The train is being displayed at this week’s InnoTrans event in Berlin before entering service in Italy with Trenitalia later in the year. According to Hitachi, the Blues will make up Europe’s first battery-hybrid passenger fleet as well as its first tri-mode fleet. Capable of travelling anywhere on Europe’s network, the Blues train is claimed to reduce carbon emissions and fuel consumption by 50 per cent.
“The Blues train, with its pioneering battery hybrid technology, is a hugely important way for railways across Europe to reduce their carbon emissions, while improving passengers’ journeys,” said Andrew Barr, Group CEO, Hitachi Rail.
“We’re thrilled to unveil this technology here in Berlin and to begin passenger service in Italy later this year. We know that decarbonising transport is a vital mission around Europe, so we’re delighted to provide our customer with effective solutions that lessen the impact on the planet.”
On electrified routes, the Blues will use pantographs to draw power from overhead lines. On smaller regional routes with non-electrified lines, the train will use a combination of battery and diesel power. When near to a station, the battery system can power the train its own, eliminating diesel emissions including harmful nitrogen oxides as well as reducing noise pollution. The battery is also able to recharge while the train is in operation, both in diesel and electric mode.
The Trenitalia fleet of Blues trains will have a top speed of 160 km/h. According to Hitachi, the battery power will enable faster acceleration than existing diesel trains, which should help to reduce journey times. The new four-carriage trains have been manufactured at Hitachi Rail’s factories in Pistoia and Naples and can accommodate up to 300 seated passengers.

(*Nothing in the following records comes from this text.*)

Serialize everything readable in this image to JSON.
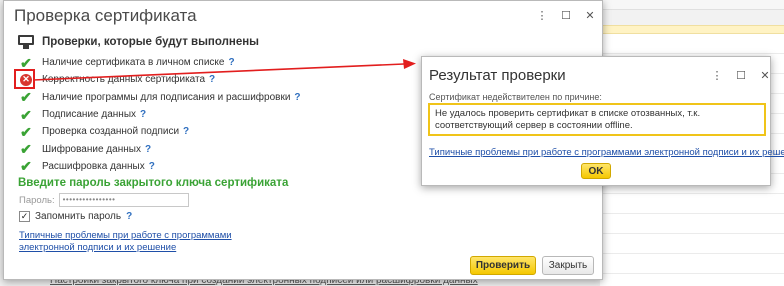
{
  "background": {
    "bottom_link": "Настройки закрытого ключа при создании электронных подписей или расшифровки данных"
  },
  "main_dialog": {
    "title": "Проверка сертификата",
    "controls": {
      "menu": "⋮",
      "maximize": "☐",
      "close": "✕"
    },
    "section_title": "Проверки, которые будут выполнены",
    "checks": [
      {
        "label": "Наличие сертификата в личном списке",
        "status": "ok",
        "help": "?"
      },
      {
        "label": "Корректность данных сертификата",
        "status": "error",
        "help": "?"
      },
      {
        "label": "Наличие программы для подписания и расшифровки",
        "status": "ok",
        "help": "?"
      },
      {
        "label": "Подписание данных",
        "status": "ok",
        "help": "?"
      },
      {
        "label": "Проверка созданной подписи",
        "status": "ok",
        "help": "?"
      },
      {
        "label": "Шифрование данных",
        "status": "ok",
        "help": "?"
      },
      {
        "label": "Расшифровка данных",
        "status": "ok",
        "help": "?"
      }
    ],
    "password_section_title": "Введите пароль закрытого ключа сертификата",
    "password_label": "Пароль:",
    "password_value": "••••••••••••••••",
    "remember_label": "Запомнить пароль",
    "remember_checked": "✓",
    "remember_help": "?",
    "problems_link": "Типичные проблемы при работе с программами электронной подписи и их решение",
    "check_button": "Проверить",
    "close_button": "Закрыть"
  },
  "result_dialog": {
    "title": "Результат проверки",
    "controls": {
      "menu": "⋮",
      "maximize": "☐",
      "close": "✕"
    },
    "reason_label": "Сертификат недействителен по причине:",
    "reason_text": "Не удалось проверить сертификат в списке отозванных, т.к. соответствующий сервер в состоянии offline.",
    "problems_link": "Типичные проблемы при работе с программами электронной подписи и их решение",
    "ok_button": "OK"
  },
  "icons": {
    "ok": "✔",
    "error": "✕",
    "monitor": "monitor-icon"
  },
  "colors": {
    "ok_green": "#3aa335",
    "error_red": "#e21e1e",
    "link_blue": "#1f4fa8",
    "primary_yellow": "#f5c800",
    "highlight_border": "#f0c419"
  }
}
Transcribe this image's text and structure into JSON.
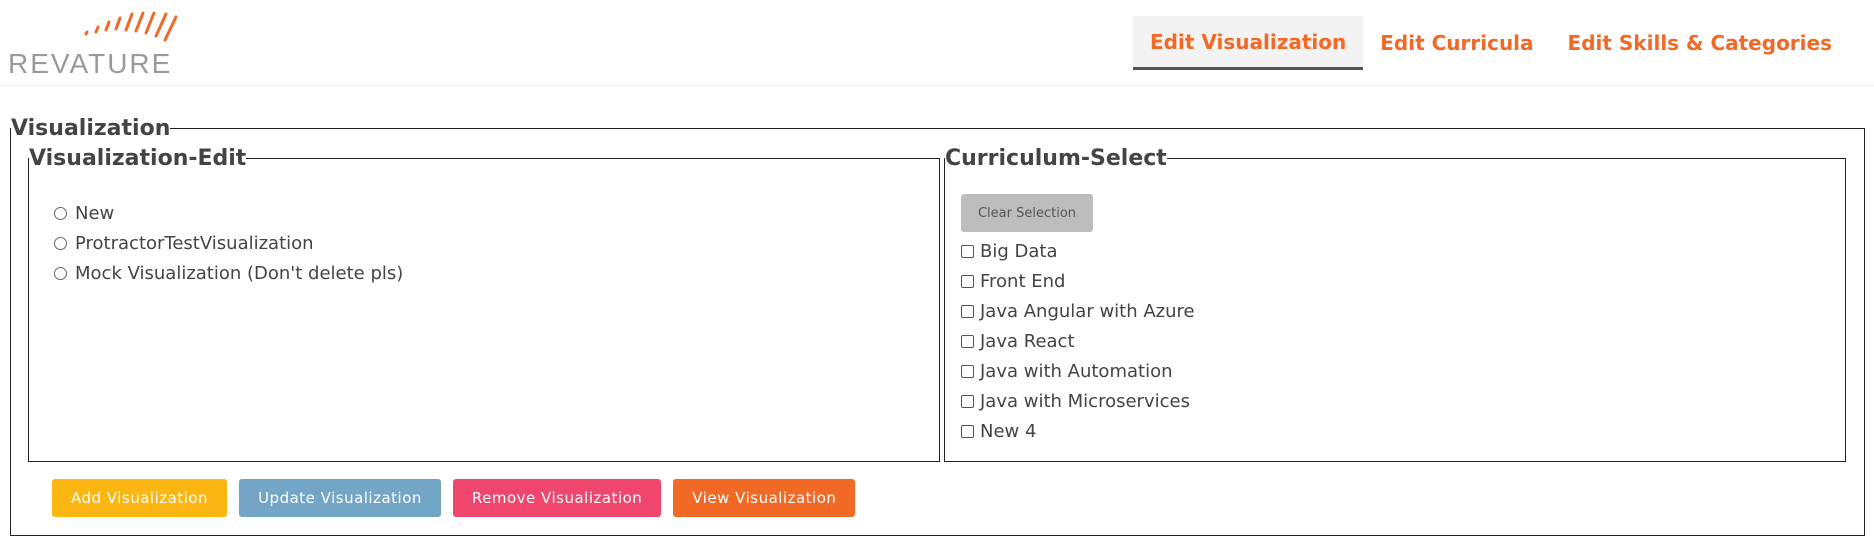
{
  "brand": {
    "logo_text": "REVATURE",
    "accent_color": "#f26925"
  },
  "nav": {
    "items": [
      {
        "label": "Edit Visualization",
        "active": true
      },
      {
        "label": "Edit Curricula",
        "active": false
      },
      {
        "label": "Edit Skills & Categories",
        "active": false
      }
    ]
  },
  "visualization": {
    "legend": "Visualization",
    "edit": {
      "legend": "Visualization-Edit",
      "options": [
        {
          "label": "New",
          "selected": false
        },
        {
          "label": "ProtractorTestVisualization",
          "selected": false
        },
        {
          "label": "Mock Visualization (Don't delete pls)",
          "selected": false
        }
      ]
    },
    "curriculum": {
      "legend": "Curriculum-Select",
      "clear_label": "Clear Selection",
      "items": [
        {
          "label": "Big Data",
          "checked": false
        },
        {
          "label": "Front End",
          "checked": false
        },
        {
          "label": "Java Angular with Azure",
          "checked": false
        },
        {
          "label": "Java React",
          "checked": false
        },
        {
          "label": "Java with Automation",
          "checked": false
        },
        {
          "label": "Java with Microservices",
          "checked": false
        },
        {
          "label": "New 4",
          "checked": false
        }
      ]
    },
    "actions": [
      {
        "label": "Add Visualization",
        "color": "#fbb612"
      },
      {
        "label": "Update Visualization",
        "color": "#73a5c6"
      },
      {
        "label": "Remove Visualization",
        "color": "#f0466e"
      },
      {
        "label": "View Visualization",
        "color": "#f26925"
      }
    ]
  }
}
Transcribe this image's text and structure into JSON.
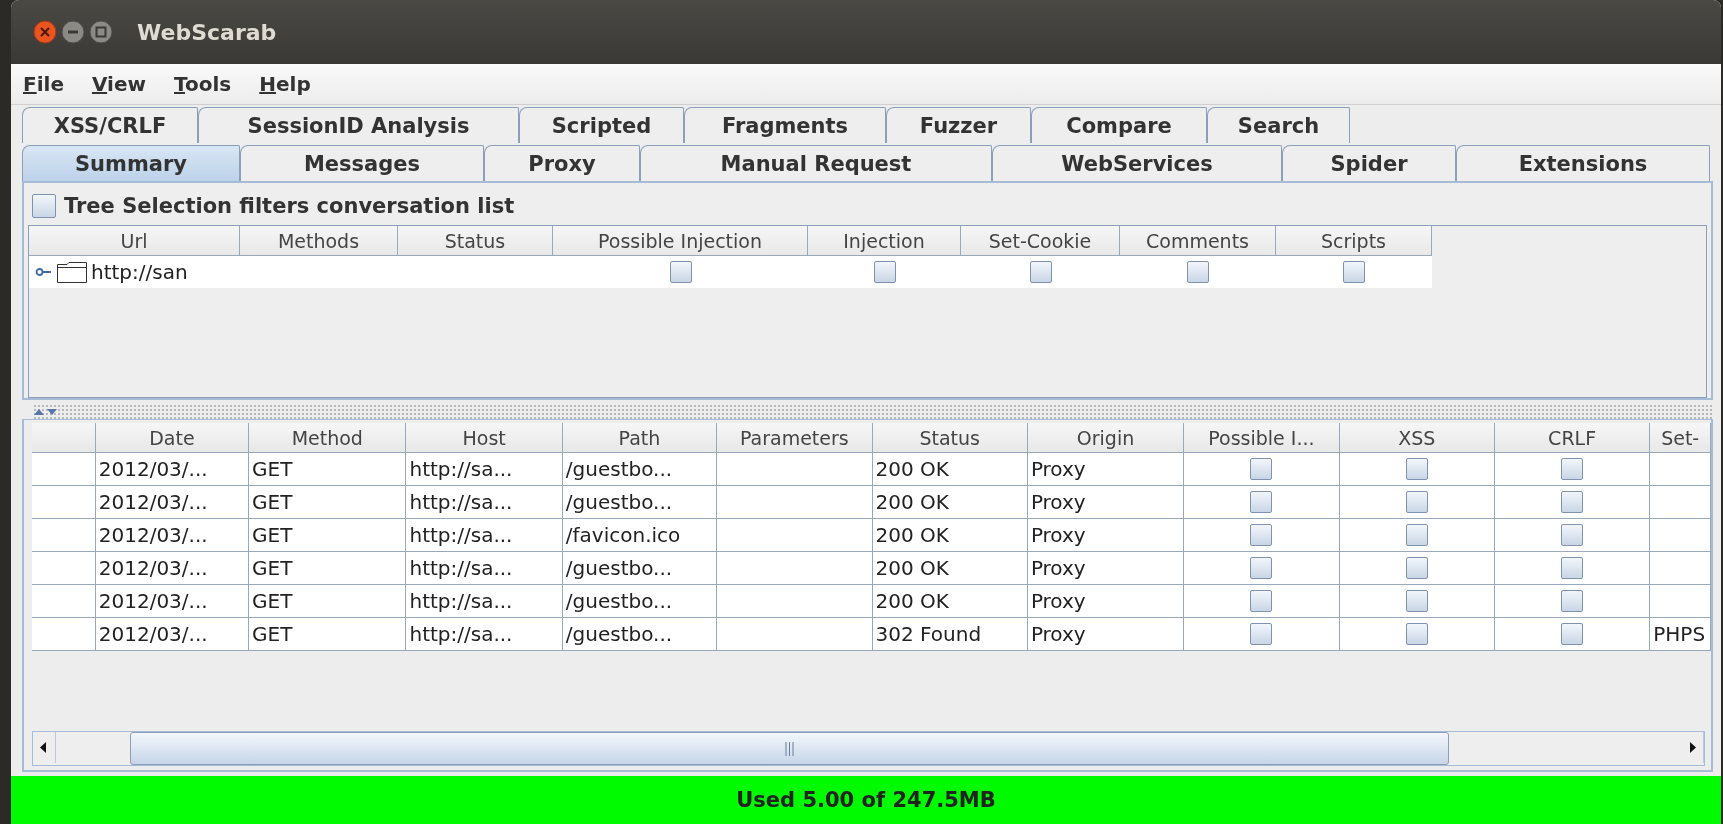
{
  "window": {
    "title": "WebScarab"
  },
  "menu": [
    "File",
    "View",
    "Tools",
    "Help"
  ],
  "tabs": {
    "row_1": [
      {
        "label": "XSS/CRLF",
        "selected": false
      },
      {
        "label": "SessionID Analysis",
        "selected": false
      },
      {
        "label": "Scripted",
        "selected": false
      },
      {
        "label": "Fragments",
        "selected": false
      },
      {
        "label": "Fuzzer",
        "selected": false
      },
      {
        "label": "Compare",
        "selected": false
      },
      {
        "label": "Search",
        "selected": false
      }
    ],
    "row_2": [
      {
        "label": "Summary",
        "selected": true
      },
      {
        "label": "Messages",
        "selected": false
      },
      {
        "label": "Proxy",
        "selected": false
      },
      {
        "label": "Manual Request",
        "selected": false
      },
      {
        "label": "WebServices",
        "selected": false
      },
      {
        "label": "Spider",
        "selected": false
      },
      {
        "label": "Extensions",
        "selected": false
      }
    ]
  },
  "filter_checkbox": {
    "label": "Tree Selection filters conversation list",
    "checked": false
  },
  "tree_table": {
    "columns": [
      "Url",
      "Methods",
      "Status",
      "Possible Injection",
      "Injection",
      "Set-Cookie",
      "Comments",
      "Scripts"
    ],
    "rows": [
      {
        "url": "http://san",
        "checks": [
          false,
          false,
          false,
          false,
          false
        ]
      }
    ]
  },
  "conversation_table": {
    "columns": [
      "Date",
      "Method",
      "Host",
      "Path",
      "Parameters",
      "Status",
      "Origin",
      "Possible I...",
      "XSS",
      "CRLF",
      "Set-"
    ],
    "rows": [
      {
        "date": "2012/03/...",
        "method": "GET",
        "host": "http://sa...",
        "path": "/guestbo...",
        "status": "200 OK",
        "origin": "Proxy",
        "checks": [
          false,
          false,
          false
        ]
      },
      {
        "date": "2012/03/...",
        "method": "GET",
        "host": "http://sa...",
        "path": "/guestbo...",
        "status": "200 OK",
        "origin": "Proxy",
        "checks": [
          false,
          false,
          false
        ]
      },
      {
        "date": "2012/03/...",
        "method": "GET",
        "host": "http://sa...",
        "path": "/favicon.ico",
        "status": "200 OK",
        "origin": "Proxy",
        "checks": [
          false,
          false,
          false
        ]
      },
      {
        "date": "2012/03/...",
        "method": "GET",
        "host": "http://sa...",
        "path": "/guestbo...",
        "status": "200 OK",
        "origin": "Proxy",
        "checks": [
          false,
          false,
          false
        ]
      },
      {
        "date": "2012/03/...",
        "method": "GET",
        "host": "http://sa...",
        "path": "/guestbo...",
        "status": "200 OK",
        "origin": "Proxy",
        "checks": [
          false,
          false,
          false
        ]
      },
      {
        "date": "2012/03/...",
        "method": "GET",
        "host": "http://sa...",
        "path": "/guestbo...",
        "status": "302 Found",
        "origin": "Proxy",
        "checks": [
          false,
          false,
          false
        ],
        "set_cookie": "PHPS"
      }
    ]
  },
  "status_bar": {
    "text": "Used 5.00 of 247.5MB"
  }
}
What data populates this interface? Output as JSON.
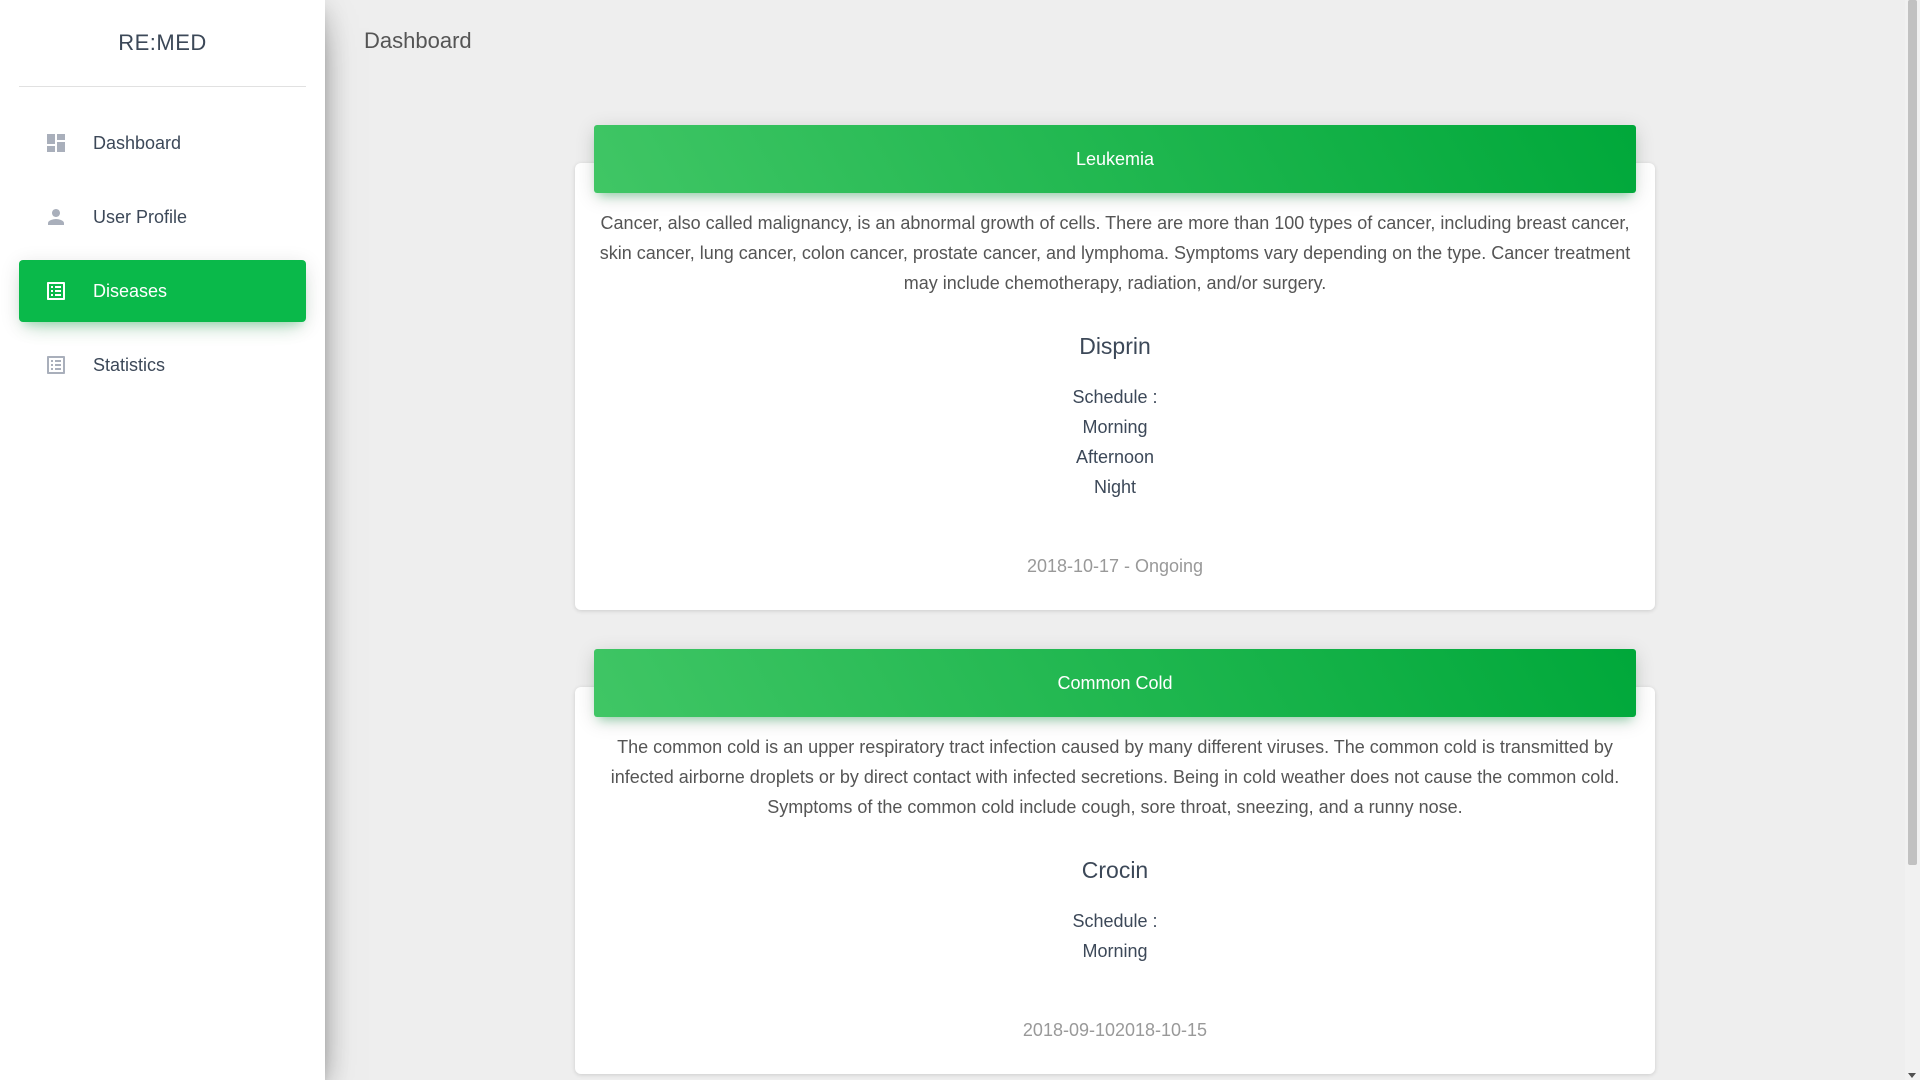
{
  "app": {
    "logo": "RE:MED"
  },
  "sidebar": {
    "items": [
      {
        "label": "Dashboard",
        "icon": "dashboard-icon",
        "active": false
      },
      {
        "label": "User Profile",
        "icon": "person-icon",
        "active": false
      },
      {
        "label": "Diseases",
        "icon": "list-icon",
        "active": true
      },
      {
        "label": "Statistics",
        "icon": "list-icon",
        "active": false
      }
    ]
  },
  "header": {
    "title": "Dashboard"
  },
  "colors": {
    "accent": "#0ab94a",
    "header_gradient_start": "#40c665",
    "header_gradient_end": "#00a83a"
  },
  "diseases": [
    {
      "name": "Leukemia",
      "description": "Cancer, also called malignancy, is an abnormal growth of cells. There are more than 100 types of cancer, including breast cancer, skin cancer, lung cancer, colon cancer, prostate cancer, and lymphoma. Symptoms vary depending on the type. Cancer treatment may include chemotherapy, radiation, and/or surgery.",
      "medicine": "Disprin",
      "schedule_label": "Schedule :",
      "schedule": [
        "Morning",
        "Afternoon",
        "Night"
      ],
      "date_range": "2018-10-17 - Ongoing"
    },
    {
      "name": "Common Cold",
      "description": "The common cold is an upper respiratory tract infection caused by many different viruses. The common cold is transmitted by infected airborne droplets or by direct contact with infected secretions. Being in cold weather does not cause the common cold. Symptoms of the common cold include cough, sore throat, sneezing, and a runny nose.",
      "medicine": "Crocin",
      "schedule_label": "Schedule :",
      "schedule": [
        "Morning"
      ],
      "date_range": "2018-09-102018-10-15"
    }
  ]
}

Hitachi said the fleet has been designed to accommodate families and leisure travellers as well as regular commuters, with features including greater capacity for luggage and bikes, air conditioning, more USB and power sockets, and an area entirely dedicated to children. In total, 135 trains will be delivered by Hitachi to the Italian operator in a deal worth €1.2bn.
In the UK, Hitachi is working with both GWR and the operators of the Trans Pennine Express (TPE) on retrofitting existing rolling stock to convert then to tri-mode operation. Updates on both trials are expected later in the year.